Sunday, 24 November 2013

Not all museums are from the same mould



The Victoria and Albert Museum, London
Image credit: Andreas Praefcke

Visiting one of our national institutions like the British Museum or the V&A brings home to you the big difference between them and little outfits like Fairlynch. It’s money of course. Volunteer-run museums such as Budleigh Salterton’s operate on a relative shoestring, frequently running at a loss because of the cost of maintenance both of the building and of the environmental conditions needed to conserve artefacts.



Amanita muscaria (fly agaric)   
Image credit: Michael Maggs 

Our damp English autumn is a time for fungi foragers, for mushrooms, for spectacular toadstools like this, and of course for mould. Yesterday I remembered too late that I’d left my smart new gardening gloves in the potting shed at the end of the summer. When I went to rescue  them they’d changed colour from yellow to soft powdery grey. It was a simple matter to brush off the mildew, taking care not to inhale the dust, for more than 100,000 types of mould exist and many of them are extremely harmful to humans.

Mould lives off any organic matter, including wood, leather, paper and textiles. It grows on organic materials when the relative humidity remains above 65% for any length of time. In a museum it’s particularly bad news because it can stain and disfigure artefacts and even penetrate the structure of an object.  The acceptable level of relative humidity varies between objects depending on the type of material. Ideally artefacts of the same group should be grouped together in the relative humidity band that best suits them, but this is not always possible.


Fairlynch is lucky enough to have its own expert in such matters in the person of volunteer Trevor Waddington OBE who joined the Museum as a Trustee earlier this year. A retired Royal Navy engineer officer, he ran an antique clocks conservation-restoration business in Wiltshire before moving to Budleigh Salterton in 2012. Conservation in museums is a complex issue, he says. “A satisfactory temperature for humans is not the same for exhibits.”

The newly installed dehumidifier in Fairlynch Museum's Exhibition Room is a Mitsubishi MJ E14EG E1. This particular model was chosen on the recommendation of  Helena Jaeschke, Conservation Development Officer at Exeter's Royal Albert Memorial Museum

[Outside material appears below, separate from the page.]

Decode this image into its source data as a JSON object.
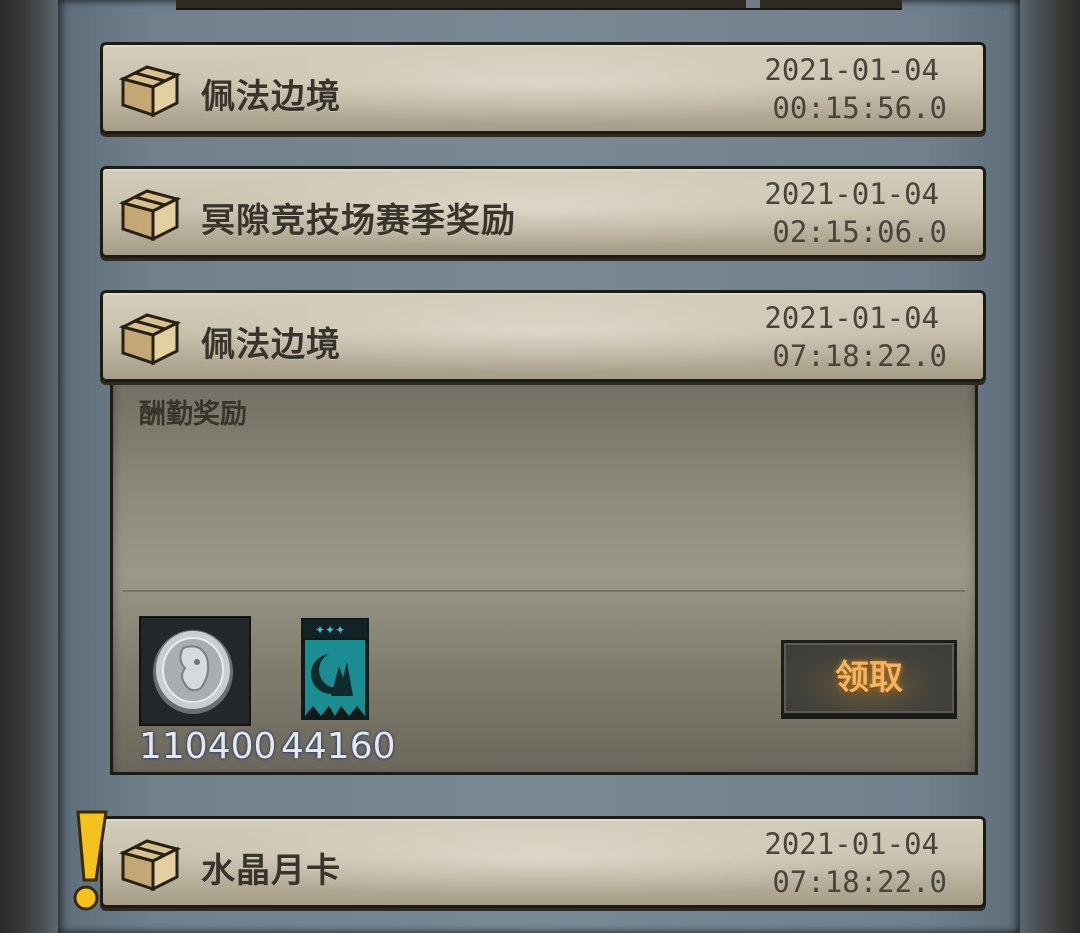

Above: The logo of the Skinners' Company Lady Neville Charity

Using dehumidifiers to prevent high relative humidity is one of the most important ways of preserving artefacts for future generations and Fairlynch now has three of these useful gadgets located in different parts of the Museum thanks to a grant of £950 from the Lady Neville Charity administered by the Skinners’ Company.

Based in the City of London, the Company is one of the ‘Great Twelve’ Livery Companies with a history going back some 700 years. It developed from the medieval trade guild of the furriers: members of the guild dressed and traded furs that were used for trimming and lining the garments of richer members of society. The Company has not been associated with the craft for many years and today administers its schools, almshouses, and charities that contribute mainly to educating the young and helping older people in need.  

The Skinners’ Company Lady Neville Charity was formally set up in 1978 following a bequest from Ralph Neville JP. Its aim is to provide grants that will make a clear and significant contribution to grassroots charitable organisations working in designated priority areas. These include Local Heritage projects which help local groups to conserve and restore their landmarks, landscape, traditions and culture.

So thanks to technology, to alert volunteers and to generous support from institutions like the Skinners’ Company Fairlynch Museum is making sure that its treasures will remain in good condition and be enjoyed by visitors for generations to come.

For more information about the Skinners' Company click on








1 comment:

  1. Thanks, very interesting. A problem we also have to cope with in a granite building a few streets from the ocean. Will share this with our board. Sarah from Sandy Bay Historical